It’s not enough for a service provider to have a wide variety of communications products and services; it must also have the network resources and infrastructure in place to accommodate clients’ changing needs. For companies with a global presence, it’s not cost-effective to sign contracts with local service providers in each country because that often means having to manage multiple vendors and invoices, not to mention the headaches associated with identifying the source of accountability for certain issues. Rather, larger, more established service providers may have the resources to offer connectivity for multiple countries or continents, saving the driller time and money.

In addition, wider networks generally come with multiple, local field offices and service centers, as opposed to a single headquarter location. This will save valuable time during deployment and maintenance, as site managers will be able to maintain more efficient relationships with hardware and network maintenance crews on a localized basis.

However, it may not always be necessary for service providers to have a service center or office near every drill site, as many of them offer remote capabilities. Since satellite networks are not static, network components may be adjusted remotely via the provider’s Network Operations Centers (NOCs) to repair coverage issues or redistribute signals to new areas. This is an added benefit over stationary wireless networks, which have very limited flexibility to compensate for coverage needs.

Selecting A Provider
An efficient provider will offer a different combination of technology, services and packages, generally in a tailored combination to fit the specific needs of a client. Again, while this may have a larger price than those offered by a smaller company, it will save money in the long run when it comes to expanding capabilities across new regions and will save time and money in deployment and maintenance. Plus, the partnership will extend beyond the two companies’ headquarters and will allow site managers to maintain communication with local technicians and other valuable stakeholders to make sure a site doesn’t lose connectivity.

Of course, the success and reliability of a SATCOM network depends upon the quality of technology and service of the provider as well as of the enablement of drill site crews to operate and maintain network components. That is why it is important to choose a provider with the resources to help site managers keep a close watch on the network and react quickly when problems arise.

JohnsonHead About the Author
Keith Johnson is president of Energy Solutions at Harris CapRock Communications, a premier global provider of managed satellite and terrestrial communications solutions, specifically for remote and harsh environments including the energy, government and maritime markets.
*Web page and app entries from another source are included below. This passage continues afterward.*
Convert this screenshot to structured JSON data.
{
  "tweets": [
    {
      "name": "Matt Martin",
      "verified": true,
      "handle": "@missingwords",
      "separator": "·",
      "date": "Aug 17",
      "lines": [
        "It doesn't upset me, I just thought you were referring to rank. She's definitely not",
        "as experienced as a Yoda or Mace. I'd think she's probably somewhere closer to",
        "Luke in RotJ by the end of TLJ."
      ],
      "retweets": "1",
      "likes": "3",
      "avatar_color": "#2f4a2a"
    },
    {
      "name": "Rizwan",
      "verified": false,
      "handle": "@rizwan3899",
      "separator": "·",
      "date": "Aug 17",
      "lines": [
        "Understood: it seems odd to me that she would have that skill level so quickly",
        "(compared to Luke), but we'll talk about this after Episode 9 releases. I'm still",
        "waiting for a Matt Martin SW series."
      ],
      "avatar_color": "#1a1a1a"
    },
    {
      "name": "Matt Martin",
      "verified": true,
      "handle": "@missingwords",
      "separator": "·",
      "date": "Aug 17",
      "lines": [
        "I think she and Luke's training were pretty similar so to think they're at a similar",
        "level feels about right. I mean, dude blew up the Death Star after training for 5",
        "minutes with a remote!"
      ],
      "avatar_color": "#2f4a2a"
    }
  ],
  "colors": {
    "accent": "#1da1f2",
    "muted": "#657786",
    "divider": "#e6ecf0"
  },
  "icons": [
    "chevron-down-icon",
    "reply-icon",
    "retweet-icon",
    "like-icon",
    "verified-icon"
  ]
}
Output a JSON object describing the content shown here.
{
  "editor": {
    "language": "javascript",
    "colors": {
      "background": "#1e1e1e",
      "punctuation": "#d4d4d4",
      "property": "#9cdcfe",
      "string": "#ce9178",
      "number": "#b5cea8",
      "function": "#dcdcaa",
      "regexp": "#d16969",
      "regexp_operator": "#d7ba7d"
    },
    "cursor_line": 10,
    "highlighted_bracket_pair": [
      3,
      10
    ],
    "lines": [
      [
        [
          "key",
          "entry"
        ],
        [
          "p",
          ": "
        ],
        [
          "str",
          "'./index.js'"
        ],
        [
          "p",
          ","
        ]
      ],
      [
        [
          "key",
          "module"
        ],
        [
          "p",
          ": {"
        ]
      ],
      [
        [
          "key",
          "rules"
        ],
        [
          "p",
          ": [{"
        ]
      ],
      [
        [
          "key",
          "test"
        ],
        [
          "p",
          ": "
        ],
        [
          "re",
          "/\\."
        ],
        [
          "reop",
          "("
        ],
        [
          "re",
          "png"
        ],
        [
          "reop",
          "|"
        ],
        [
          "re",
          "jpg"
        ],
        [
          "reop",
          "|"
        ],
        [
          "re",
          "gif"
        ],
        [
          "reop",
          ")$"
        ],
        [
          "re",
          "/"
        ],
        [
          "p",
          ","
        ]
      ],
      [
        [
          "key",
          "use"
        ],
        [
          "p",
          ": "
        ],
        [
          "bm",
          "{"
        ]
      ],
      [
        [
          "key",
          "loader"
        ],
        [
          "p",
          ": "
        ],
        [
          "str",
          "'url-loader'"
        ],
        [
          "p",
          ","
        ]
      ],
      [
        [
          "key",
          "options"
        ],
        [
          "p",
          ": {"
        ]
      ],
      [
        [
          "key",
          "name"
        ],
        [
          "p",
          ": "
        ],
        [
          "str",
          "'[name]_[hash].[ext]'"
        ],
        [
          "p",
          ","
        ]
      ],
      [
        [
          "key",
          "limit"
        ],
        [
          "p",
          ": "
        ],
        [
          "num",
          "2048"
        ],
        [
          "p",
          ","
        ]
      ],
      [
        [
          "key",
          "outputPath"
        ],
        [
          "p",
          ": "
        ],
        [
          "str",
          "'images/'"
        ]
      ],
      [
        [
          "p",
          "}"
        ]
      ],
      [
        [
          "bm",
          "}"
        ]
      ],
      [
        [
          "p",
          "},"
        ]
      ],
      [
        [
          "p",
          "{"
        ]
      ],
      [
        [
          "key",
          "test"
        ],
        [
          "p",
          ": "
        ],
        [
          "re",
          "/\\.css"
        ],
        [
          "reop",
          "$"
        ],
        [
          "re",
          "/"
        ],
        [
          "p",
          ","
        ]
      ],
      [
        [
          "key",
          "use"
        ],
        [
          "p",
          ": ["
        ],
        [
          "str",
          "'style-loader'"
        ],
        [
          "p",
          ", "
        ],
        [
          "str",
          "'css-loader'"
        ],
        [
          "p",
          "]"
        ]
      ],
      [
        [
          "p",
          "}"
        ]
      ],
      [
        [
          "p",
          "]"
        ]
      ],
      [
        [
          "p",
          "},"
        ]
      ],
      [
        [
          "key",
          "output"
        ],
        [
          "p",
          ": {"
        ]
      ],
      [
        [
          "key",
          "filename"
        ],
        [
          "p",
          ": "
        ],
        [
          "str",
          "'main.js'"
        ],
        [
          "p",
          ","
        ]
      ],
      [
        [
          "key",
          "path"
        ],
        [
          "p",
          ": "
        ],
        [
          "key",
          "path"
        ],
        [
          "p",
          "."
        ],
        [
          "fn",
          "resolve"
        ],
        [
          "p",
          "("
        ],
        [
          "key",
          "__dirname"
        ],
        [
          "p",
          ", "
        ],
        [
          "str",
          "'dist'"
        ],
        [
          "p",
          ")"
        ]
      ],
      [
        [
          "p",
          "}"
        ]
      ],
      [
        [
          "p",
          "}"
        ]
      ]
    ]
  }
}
Harris CapRock owns and operates a robust global infrastructure that includes teleports on six continents, five 24/7 customer service centers, AssuredCare customer service and network management program, local presence in 23 countries and more than 275 global field service personnel supporting customer locations across North America, Central and South America, Europe, West Africa and Asia-Pacific regions. To better serve the energy market, Harris CapRock launched a new solution, FieldAccess, in August 2010, which serves land drilling operations with broadband Internet, voice connectivity, corporate networking and real-time data to remote sites. Delivered via a managed service, FieldAccess includes equipment, service and support with in-region technicians and strategically located equipment depots near major oil and gas plays.